Hospitals in tropical countries experience conditions that exceed manufacturer temperature and humidity limits for point-of-care (POC) glucose reagents. Our goal was to assess the effects of out-of-limits storage temperature, operating temperature, and operating humidity on POC glucose measurement reliability.Methods:
Quality control measurements were performed monthly using glucose test strips stored under controlled conditions and in inpatient wards under ambient conditions. Glucose test strips were evaluated in groups organized by operating temperatures of 24-25 (group 1), 28-29 (group 2), and 33-34°C (group 3), and relative humidity (RH) of ≤70 (group A), ~80 (group B), and ~90% (group C).Results:
Glucose results for different storage conditions were inconsistent. Measurements at higher operating temperatures had lower values with mean differences of −2.4 (P < .001) and −36.5 (P < .001) mg/dL (28-29 vs 24-25°C), and −3.6 (P < .001) and −37.4 (P < .001) mg/dL (33-34 vs 24-25°C) for low and high control levels, respectively. Measurements at higher RH had lower values with mean differences of −4.0 (P < .001) and −13.2 (P < .001) mg/dL (~80 vs ≤70% RH), and −5.8 (P < .001) and −16.6 (P < .001) mg/dL (~90 vs ≤70% RH) for low and high levels, respectively.Conclusions:
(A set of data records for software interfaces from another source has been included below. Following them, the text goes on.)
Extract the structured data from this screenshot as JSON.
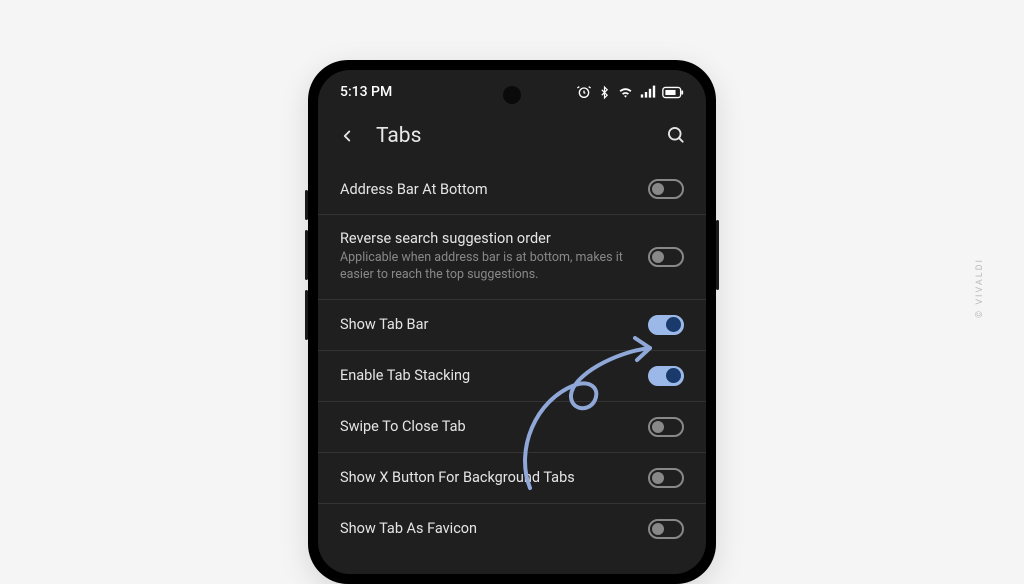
{
  "status": {
    "time": "5:13 PM"
  },
  "header": {
    "title": "Tabs"
  },
  "settings": [
    {
      "label": "Address Bar At Bottom",
      "desc": "",
      "on": false
    },
    {
      "label": "Reverse search suggestion order",
      "desc": "Applicable when address bar is at bottom, makes it easier to reach the top suggestions.",
      "on": false
    },
    {
      "label": "Show Tab Bar",
      "desc": "",
      "on": true
    },
    {
      "label": "Enable Tab Stacking",
      "desc": "",
      "on": true
    },
    {
      "label": "Swipe To Close Tab",
      "desc": "",
      "on": false
    },
    {
      "label": "Show X Button For Background Tabs",
      "desc": "",
      "on": false
    },
    {
      "label": "Show Tab As Favicon",
      "desc": "",
      "on": false
    }
  ],
  "watermark": "© VIVALDI",
  "colors": {
    "toggle_on_bg": "#9bb8e8",
    "toggle_on_knob": "#1a3a6b",
    "arrow": "#8fa8d8"
  }
}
High temperature and high RH decreased glucose concentrations for the POC oxidase-based system we evaluated. We recommend that individual hospitals perform stress testing, then determine if maximum absolute differences, which represent highest risk for patients, are clinically significant for decision making by using error grid analysis.